● **Material provided**:
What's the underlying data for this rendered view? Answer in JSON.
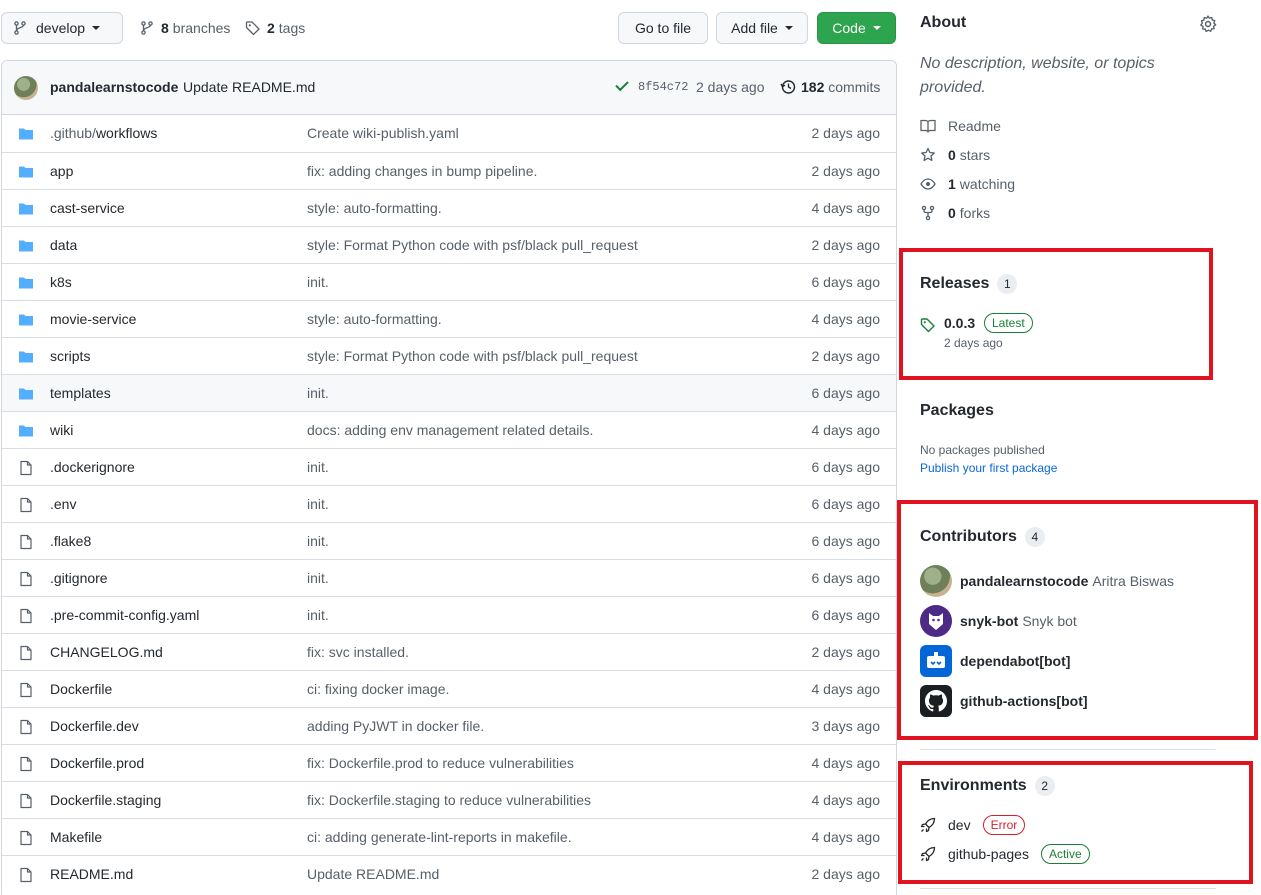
{
  "toolbar": {
    "branch": "develop",
    "branches_count": "8",
    "branches_label": "branches",
    "tags_count": "2",
    "tags_label": "tags",
    "goto_label": "Go to file",
    "add_label": "Add file",
    "code_label": "Code"
  },
  "commit": {
    "author": "pandalearnstocode",
    "message": "Update README.md",
    "sha": "8f54c72",
    "age": "2 days ago",
    "count": "182",
    "count_label": "commits"
  },
  "files": [
    {
      "type": "dir",
      "prefix": ".github/",
      "name": "workflows",
      "message": "Create wiki-publish.yaml",
      "age": "2 days ago"
    },
    {
      "type": "dir",
      "prefix": "",
      "name": "app",
      "message": "fix: adding changes in bump pipeline.",
      "age": "2 days ago"
    },
    {
      "type": "dir",
      "prefix": "",
      "name": "cast-service",
      "message": "style: auto-formatting.",
      "age": "4 days ago"
    },
    {
      "type": "dir",
      "prefix": "",
      "name": "data",
      "message": "style: Format Python code with psf/black pull_request",
      "age": "2 days ago"
    },
    {
      "type": "dir",
      "prefix": "",
      "name": "k8s",
      "message": "init.",
      "age": "6 days ago"
    },
    {
      "type": "dir",
      "prefix": "",
      "name": "movie-service",
      "message": "style: auto-formatting.",
      "age": "4 days ago"
    },
    {
      "type": "dir",
      "prefix": "",
      "name": "scripts",
      "message": "style: Format Python code with psf/black pull_request",
      "age": "2 days ago"
    },
    {
      "type": "dir",
      "prefix": "",
      "name": "templates",
      "message": "init.",
      "age": "6 days ago"
    },
    {
      "type": "dir",
      "prefix": "",
      "name": "wiki",
      "message": "docs: adding env management related details.",
      "age": "4 days ago"
    },
    {
      "type": "file",
      "prefix": "",
      "name": ".dockerignore",
      "message": "init.",
      "age": "6 days ago"
    },
    {
      "type": "file",
      "prefix": "",
      "name": ".env",
      "message": "init.",
      "age": "6 days ago"
    },
    {
      "type": "file",
      "prefix": "",
      "name": ".flake8",
      "message": "init.",
      "age": "6 days ago"
    },
    {
      "type": "file",
      "prefix": "",
      "name": ".gitignore",
      "message": "init.",
      "age": "6 days ago"
    },
    {
      "type": "file",
      "prefix": "",
      "name": ".pre-commit-config.yaml",
      "message": "init.",
      "age": "6 days ago"
    },
    {
      "type": "file",
      "prefix": "",
      "name": "CHANGELOG.md",
      "message": "fix: svc installed.",
      "age": "2 days ago"
    },
    {
      "type": "file",
      "prefix": "",
      "name": "Dockerfile",
      "message": "ci: fixing docker image.",
      "age": "4 days ago"
    },
    {
      "type": "file",
      "prefix": "",
      "name": "Dockerfile.dev",
      "message": "adding PyJWT in docker file.",
      "age": "3 days ago"
    },
    {
      "type": "file",
      "prefix": "",
      "name": "Dockerfile.prod",
      "message": "fix: Dockerfile.prod to reduce vulnerabilities",
      "age": "4 days ago"
    },
    {
      "type": "file",
      "prefix": "",
      "name": "Dockerfile.staging",
      "message": "fix: Dockerfile.staging to reduce vulnerabilities",
      "age": "4 days ago"
    },
    {
      "type": "file",
      "prefix": "",
      "name": "Makefile",
      "message": "ci: adding generate-lint-reports in makefile.",
      "age": "4 days ago"
    },
    {
      "type": "file",
      "prefix": "",
      "name": "README.md",
      "message": "Update README.md",
      "age": "2 days ago"
    }
  ],
  "about": {
    "title": "About",
    "description": "No description, website, or topics provided.",
    "readme": "Readme",
    "stars_count": "0",
    "stars_label": "stars",
    "watching_count": "1",
    "watching_label": "watching",
    "forks_count": "0",
    "forks_label": "forks"
  },
  "releases": {
    "title": "Releases",
    "count": "1",
    "version": "0.0.3",
    "badge": "Latest",
    "date": "2 days ago"
  },
  "packages": {
    "title": "Packages",
    "none_text": "No packages published",
    "link": "Publish your first package"
  },
  "contributors": {
    "title": "Contributors",
    "count": "4",
    "list": [
      {
        "login": "pandalearnstocode",
        "name": "Aritra Biswas"
      },
      {
        "login": "snyk-bot",
        "name": "Snyk bot"
      },
      {
        "login": "dependabot[bot]",
        "name": ""
      },
      {
        "login": "github-actions[bot]",
        "name": ""
      }
    ]
  },
  "environments": {
    "title": "Environments",
    "count": "2",
    "list": [
      {
        "name": "dev",
        "status": "Error"
      },
      {
        "name": "github-pages",
        "status": "Active"
      }
    ]
  },
  "colors": {
    "accent_green": "#2da44e",
    "link_blue": "#0969da",
    "folder_blue": "#54aeff",
    "highlight_red": "#e0141e"
  }
}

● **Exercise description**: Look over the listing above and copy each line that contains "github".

● **Your response**:
      "prefix": ".github/",
        "login": "github-actions[bot]",
        "name": "github-pages",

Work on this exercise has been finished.